NATO has dealt oddly with Ukraine’s membership aspirations in the past. President George W. Bush personally tried to persuade his counterparts to grant Ukraine a membership action plan at the 2008 NATO summit in Bucharest. He failed to win consensus, but the summit communique language stated that Ukraine (and Georgia) would be members of NATO. The alliance had never said anything like that before regarding prospective candidates. The language seemed to be a consolation prize for the American president rather than something with operational relevance for the NATO-Ukraine relationship.
Ukraine today is involved in an undeclared, low-intensity conflict with Russia in the Donbas. That is not a conflict of Kyiv’s choosing, but one forced upon it by Moscow. The Kremlin has organized, led, funded, armed and otherwise supported—in some cases with regular units of the Russian army—violent separatism in Donetsk and Luhansk of a kind that Russia itself would never tolerate (witness two wars in 25 years in Chechnya).
Even if the Donbas conflict were settled, there would remain the issue of Crimea and its illegal seizure, occupation and annexation by Russia.
Until the simmering conflict in the Donbas and frozen conflict in Crimea are resolved, Ukraine has little prospect of membership. Bringing Ukraine in with the ongoing disputes would mean that NATO would face an Article 5 contingency against Russia on day one of Kyiv’s membership. As European Parliament Vice President Graff Lambsdorff said, “the West is not ready to defend Ukraine”—and that is particularly true against a nuclear-armed Russia.
NATO foreshadowed its unreadiness to take in states with territorial or border disputes in 1995 in its study on the how and why of enlargement. That study called on potential aspirants for membership to resolve those disputes before joining—precisely because the alliance did not want to import Article 5 cases into NATO ranks.
There is no reason to think this attitude will change. So what should Ukraine do?
First, the Ukrainian government needs to manage expectations, not fan them. Setting membership as a goal with a fixed near-term date sets a target that will not be met. That failure will negatively affect public attitudes toward the government and toward NATO.

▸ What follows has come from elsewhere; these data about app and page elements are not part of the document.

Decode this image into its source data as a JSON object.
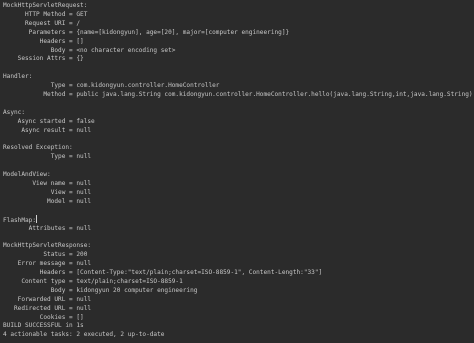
{
  "console": {
    "text_color": "#c8c8c8",
    "background_color": "#2b2b2b",
    "lines": [
      "MockHttpServletRequest:",
      "      HTTP Method = GET",
      "      Request URI = /",
      "       Parameters = {name=[kidongyun], age=[20], major=[computer engineering]}",
      "          Headers = []",
      "             Body = <no character encoding set>",
      "    Session Attrs = {}",
      "",
      "Handler:",
      "             Type = com.kidongyun.controller.HomeController",
      "           Method = public java.lang.String com.kidongyun.controller.HomeController.hello(java.lang.String,int,java.lang.String)",
      "",
      "Async:",
      "    Async started = false",
      "     Async result = null",
      "",
      "Resolved Exception:",
      "             Type = null",
      "",
      "ModelAndView:",
      "        View name = null",
      "             View = null",
      "            Model = null",
      "",
      "FlashMap:",
      "       Attributes = null",
      "",
      "MockHttpServletResponse:",
      "           Status = 200",
      "    Error message = null",
      "          Headers = [Content-Type:\"text/plain;charset=ISO-8859-1\", Content-Length:\"33\"]",
      "     Content type = text/plain;charset=ISO-8859-1",
      "             Body = kidongyun 20 computer engineering",
      "    Forwarded URL = null",
      "   Redirected URL = null",
      "          Cookies = []",
      "BUILD SUCCESSFUL in 1s",
      "4 actionable tasks: 2 executed, 2 up-to-date"
    ]
  }
}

Second, Kyiv should continue to deepen its cooperation with NATO and incorporate the reforms that it would undertake in a membership action plan in its annual action plans with the alliance. Moscow reacts viscerally to the idea of a membership action plan for Ukraine, but it has not reacted in a similar way in the past to action plans that include virtually everything that is in a membership action plan except for the title.
Third, the Ukrainian government should energetically pursue the agreed plan. The reforms would strengthen the military and bolster democratic institutions (NATO is an alliance of shared values as well as interests). Such reforms make sense for Kyiv irrespective of whether or when it might hope to join the alliance.
Having agreed on a plan, Ukraine needs to implement. Unfortunately, its track record over the past 20 years of taking steps it has committed to with the alliance is weak, one reason why Kyiv’s corridor reputation in the halls of NATO headquarters is not what it should be. While there is nothing wrong with ambition, completely fulfilling a less ambitious plan rather than again falling short will win Ukraine more points with NATO.
Fourth, instead of pressing NATO for an early membership signal, the Ukrainian government should urge that the alliance maintain its open door policy. Kyiv cannot get in now. It wants to ensure, however, that “not now” does not become “never.”
This approach would keep Ukraine moving on a Westward trajectory. It would help the country become a more modern and resilient European state, better capable of resisting Russian pressure. It would avoid unrealistic public expectations. And it would position Ukraine to make a convincing membership bid when the opportunity arises.
With the downward trajectory in [U.S.-China] relations, the incoming ambassador ideally will need to have a visible connection to the president and his senior advisers, familiarity with the range of issues that comprise the relationship, and a future in American politics. The more the ambassador is seen as likely to wield influence in the future on issues affecting China, the higher the cost and risk for Beijing to mistreat him/her.